# Date 2022-10-13
# Copyright nubix Software-Design GmbH
# Author Vinícius Gabriel Linden
# Brief Program STM32 through bootloader with a Raspberry Pi's UART

model=$(tr -d '\0' 2>/dev/null < /proc/device-tree/model)
[[ ! "${model}" =~ "Raspberry Pi" ]] && \
    echo "Please run this script only in a Raspberry Pi" && \
    exit 5
set -e

# Tested setup:
# Target = Nucleo-L452RE without SB2 and SB12
# Raspberry Pi 3B+
# stm32flash version 0.7

declare -A GPIO
# You can change the default GPIOs here:

usage() {
    cat << EOF 
${script}: Program STM32 device via bootloader UART.
Configure the /boot/cmdline.txt and /boot/config.txt appropriately. 

   -h Display this help menu 
   -R GPIO Change the NRST pin to GPIO (default is GPIO-${GPIO[nrst]}) 
   -B GPIO Change the NBOOT0 pin to GPIO (default is GPIO-${GPIO[nboot0]}) 
   -e Erase flash 
   -w FILE Program file 
   -r FILE Read out flash and save to FILE 

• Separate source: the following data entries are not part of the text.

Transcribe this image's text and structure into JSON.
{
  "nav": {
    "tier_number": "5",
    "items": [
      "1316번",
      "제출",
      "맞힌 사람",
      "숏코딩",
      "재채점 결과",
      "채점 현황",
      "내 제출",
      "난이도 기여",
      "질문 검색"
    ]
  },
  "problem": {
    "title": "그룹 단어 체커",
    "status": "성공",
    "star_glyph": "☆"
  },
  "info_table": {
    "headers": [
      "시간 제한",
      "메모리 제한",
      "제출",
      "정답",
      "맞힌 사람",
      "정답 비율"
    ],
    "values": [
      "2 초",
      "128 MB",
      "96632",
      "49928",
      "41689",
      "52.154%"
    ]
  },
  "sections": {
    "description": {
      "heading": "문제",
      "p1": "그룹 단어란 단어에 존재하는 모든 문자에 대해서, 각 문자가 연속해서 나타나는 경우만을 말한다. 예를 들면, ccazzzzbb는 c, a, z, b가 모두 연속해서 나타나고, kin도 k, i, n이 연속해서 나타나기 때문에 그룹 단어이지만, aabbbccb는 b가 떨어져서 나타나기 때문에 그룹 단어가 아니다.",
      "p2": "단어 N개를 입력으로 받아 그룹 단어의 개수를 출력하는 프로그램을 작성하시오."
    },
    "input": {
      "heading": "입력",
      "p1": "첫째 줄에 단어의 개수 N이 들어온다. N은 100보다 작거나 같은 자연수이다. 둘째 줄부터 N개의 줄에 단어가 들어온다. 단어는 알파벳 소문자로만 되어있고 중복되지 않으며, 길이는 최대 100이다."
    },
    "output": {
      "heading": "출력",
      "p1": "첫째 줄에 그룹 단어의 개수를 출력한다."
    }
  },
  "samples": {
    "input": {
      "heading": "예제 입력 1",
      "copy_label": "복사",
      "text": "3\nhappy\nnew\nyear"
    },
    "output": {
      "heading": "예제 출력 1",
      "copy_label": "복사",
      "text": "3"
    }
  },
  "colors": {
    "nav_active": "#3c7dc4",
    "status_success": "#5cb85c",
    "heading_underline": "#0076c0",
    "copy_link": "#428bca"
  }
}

    Get target details / test target connection 
   ./${script} -R 12 -B 13 -e 
    Erase target flash, with NRST and NBOOT0 pins connected to 12 and 13 respectively 
   ./${script} -r target.bin 
    Read out target memory and save it to ./target.bin in binary format 
   ./${script} -w firmware.bin 
    Program target with ./firmware.bin 

   nubix Software-Design GmbH 2023 
   exit "${1}" 

declare cmd 
while getopts "R:B:ew:r:h" i; do 
   case "${i}" in 
      e) cmd="-o" 
      w) cmd+="-vw ${OPTARG}" 
      r) cmd="-r ${OPTARG}" 
      h) usage 0 
      *) usage 1 

command -v stm32flash > /dev/null || \
    ( echo "stm32flash is required to run this script" && exit 2 )

reserve_output() {
    for number in "${@}"; do
        [ ! "${number}" ] && echo "Missing GPIO number" && return 3
        [[ ! "${number}" =~ ^[0-9]+$ ]] && \
            echo "\"${number}\" is not a valid gpio number" && return 3
        ((number>27)) && echo "\"${number}\" is outside the range" && return 3
        [ -h "${path}" ] && echo "GPIO-"${number}" already exists" && \
            echo "Reserving it for out purposes" && \
            echo "out" > "${path}/direction" && \

        echo "Reserving GPIO-${number}"
        echo "${number}" > "/sys/class/gpio/export"
        sleep 0.1
        echo "out" > "${path}/direction"

free_output() {
    for number in "${@}"; do
        [ ! "${number}" ] && echo "Missing GPIO number" && return 4
        [[ ! "${number}" =~ ^[0-9]+$ ]] && \
            echo "\"${number}\" is not a valid gpio number" && return 4
        ((number>27)) && echo "\"${number}\" is outside the range" && return 4
        [ ! -h "${path}" ] && echo "GPIO-"${number}" was never created" && \

        echo "Freeing GPIO-${number}"
        echo "${number}" > "/sys/class/gpio/unexport"

reserve_output "${GPIO[@]}"

# Entry sequence:
# NRST = 0V

# Exit sequence:
# NBOOT0 = 0V
# NRST = 0V

set +e
stm32flash \
    -R \
    ${cmd} \
    -i "${GPIO[nboot0]}",-"${GPIO[nrst]}","${GPIO[nrst]}",:\
       -"${GPIO[nboot0]}",-"${GPIO[nrst]}","${GPIO[nrst]}" \
set -e

free_output "${GPIO[@]}"
exit "${ret}"


¹ Check out RM0394 – „3.7.8 Flash option register (FLASH_OPTR)“ for details.

² Checkout AN2606 „63.1 Bootloader configuration“ for details.

³ The interface may be connected to certain pins, but not to another that interfaces with the bootloader.

4 Check out RM0394 — „Table 6. Boot modes“ for the original table.

5 The sequence "${GPIO[nboot0]}",-"${GPIO[nrst]}","${GPIO[nrst]}",:-"${GPIO[nboot0]}",-"${GPIO[nrst]}","${GPIO[nrst]}"means exactly: raise NBOOT0, reset pulse to enter the bootloader; lower NBOOT0, reset pulse to exit the bootloader.


Image 4: 2020; STMicroelectronics, life.autmented; UM1724, User manual, STM32 Nucleo-64 boards (MB1136); https://www.st.com/resource/en/user_manual/dm00105823-stm32-nucleo-64-boards-mb1136-stmicroelectronics.pdf; P. 34

Cover Image: Raspi Programming (© nubix, 2023)


Schreibe einen Kommentar

Deine E-Mail-Adresse wird nicht veröffentlicht. Erforderliche Felder sind mit * markiert